Myanmar officials blame the group Arakan Rohingya Salvation Army (ARSA) for the burning of homes in the area, but fleeing Rohingya civilians said a campaign of arson and killings by the Myanmar army is aimed at forcing them out of the country.
“We are coordinating with the authorities to resume distributions for all affected communities as soon as possible, including for any people newly affected by the current unrest,” WFP said in a statement on Saturday.
The suspension of food assistance operations would affect 250,000 internally displaced and “other most vulnerable populations”, the statement said.
Of that number, around 120,000 people – most of them Rohingya Muslim civilians – have relied on aid hand-outs in camps since 2012, when religious riots killed scores and sparked a crisis which is again burning through the state.
In recent days, another wave of 58,600 Rohingya have fled the violence to Bangladesh from Myanmar, according to the UN refugee agency, UNHCR.
Aid agencies, including the WFP, are routinely accused of a pro-Rohingya bias and the sudden flare-up of unrest has renewed safety concerns, prompting relief work to be pulled back.
The Myanmar government has also accused WFP of allowing their rations to fall into the hands of Rohingya “fighters”, whom they accused of carrying out the August 25 attacks on police posts.
The UN agency has denied those accusations by Myanmar’s government
Violence against minorities
Over the last five years, Rakhine state has been cut along ethnic and religious lines, but the current violence is the worst yet.
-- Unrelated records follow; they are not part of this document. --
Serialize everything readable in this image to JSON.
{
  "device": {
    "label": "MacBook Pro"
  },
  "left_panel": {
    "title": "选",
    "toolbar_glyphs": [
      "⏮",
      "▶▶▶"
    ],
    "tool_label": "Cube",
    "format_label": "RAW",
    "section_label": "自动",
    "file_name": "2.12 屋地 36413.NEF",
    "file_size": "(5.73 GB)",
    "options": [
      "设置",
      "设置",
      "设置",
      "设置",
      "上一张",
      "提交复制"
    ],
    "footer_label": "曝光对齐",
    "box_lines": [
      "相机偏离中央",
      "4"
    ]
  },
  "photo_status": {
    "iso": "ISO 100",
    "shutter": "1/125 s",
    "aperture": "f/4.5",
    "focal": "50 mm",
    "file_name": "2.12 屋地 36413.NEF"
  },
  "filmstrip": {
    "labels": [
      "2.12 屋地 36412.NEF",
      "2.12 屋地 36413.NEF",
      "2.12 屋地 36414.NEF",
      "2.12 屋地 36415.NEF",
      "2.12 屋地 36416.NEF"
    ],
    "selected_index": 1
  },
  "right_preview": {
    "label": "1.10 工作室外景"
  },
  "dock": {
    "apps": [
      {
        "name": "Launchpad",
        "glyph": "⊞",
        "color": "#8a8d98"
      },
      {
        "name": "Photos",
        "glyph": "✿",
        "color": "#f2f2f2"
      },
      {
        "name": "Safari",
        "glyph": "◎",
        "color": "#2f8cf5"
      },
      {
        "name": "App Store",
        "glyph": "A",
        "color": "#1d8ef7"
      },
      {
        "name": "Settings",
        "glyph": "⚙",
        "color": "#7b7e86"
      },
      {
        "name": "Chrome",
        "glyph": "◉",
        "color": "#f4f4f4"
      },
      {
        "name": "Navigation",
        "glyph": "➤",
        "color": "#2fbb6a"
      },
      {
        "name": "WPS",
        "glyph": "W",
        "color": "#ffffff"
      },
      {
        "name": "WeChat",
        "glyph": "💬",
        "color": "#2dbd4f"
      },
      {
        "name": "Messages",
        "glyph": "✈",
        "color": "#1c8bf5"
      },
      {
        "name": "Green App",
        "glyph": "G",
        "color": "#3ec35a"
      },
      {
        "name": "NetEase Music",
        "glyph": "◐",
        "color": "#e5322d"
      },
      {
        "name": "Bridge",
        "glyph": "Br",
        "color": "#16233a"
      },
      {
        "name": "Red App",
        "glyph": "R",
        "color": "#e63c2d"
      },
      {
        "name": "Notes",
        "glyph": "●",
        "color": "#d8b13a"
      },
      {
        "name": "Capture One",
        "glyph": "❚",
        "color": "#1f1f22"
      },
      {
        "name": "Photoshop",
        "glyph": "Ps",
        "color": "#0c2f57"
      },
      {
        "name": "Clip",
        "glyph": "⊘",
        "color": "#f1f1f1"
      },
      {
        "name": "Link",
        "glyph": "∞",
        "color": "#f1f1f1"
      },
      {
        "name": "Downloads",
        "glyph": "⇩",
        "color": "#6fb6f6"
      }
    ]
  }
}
“The secretary-general is deeply concerned by the reports of excesses during the security operations conducted by Myanmar’s security forces in Rakhine State and urges restraint and calm to avoid a humanitarian catastrophe,” read a statement issued by his office.
The Rohingya, branded illegal immigrants in Myanmar and mostly denied citizenship, make up the vast majority of the dead and displaced since 2012.
Accounts from Rohingya survivors in Bangladesh and Buddhists who fled to Sittwe, the Rakhine State capital, indicate the death toll may be much higher.
In interviews with Al Jazeera, Rohingya refugees spoke about their women being raped and homes being torched to the ground.
On Saturday, the Myanmar government said that more than 2,700 houses have been burned down in Rakhine.
ARSA has claimed responsibility for coordinated attacks on security posts last week that prompted clashes and a large army counteroffensive, leading to the massive exodus of Rohingya.
The treatment of Buddhist-majority Myanmar’s roughly 1.1 million Rohingya is the biggest challenge facing leader Aung San Suu Kyi, accused by Western critics of not speaking out for a minority that has long complained of persecution.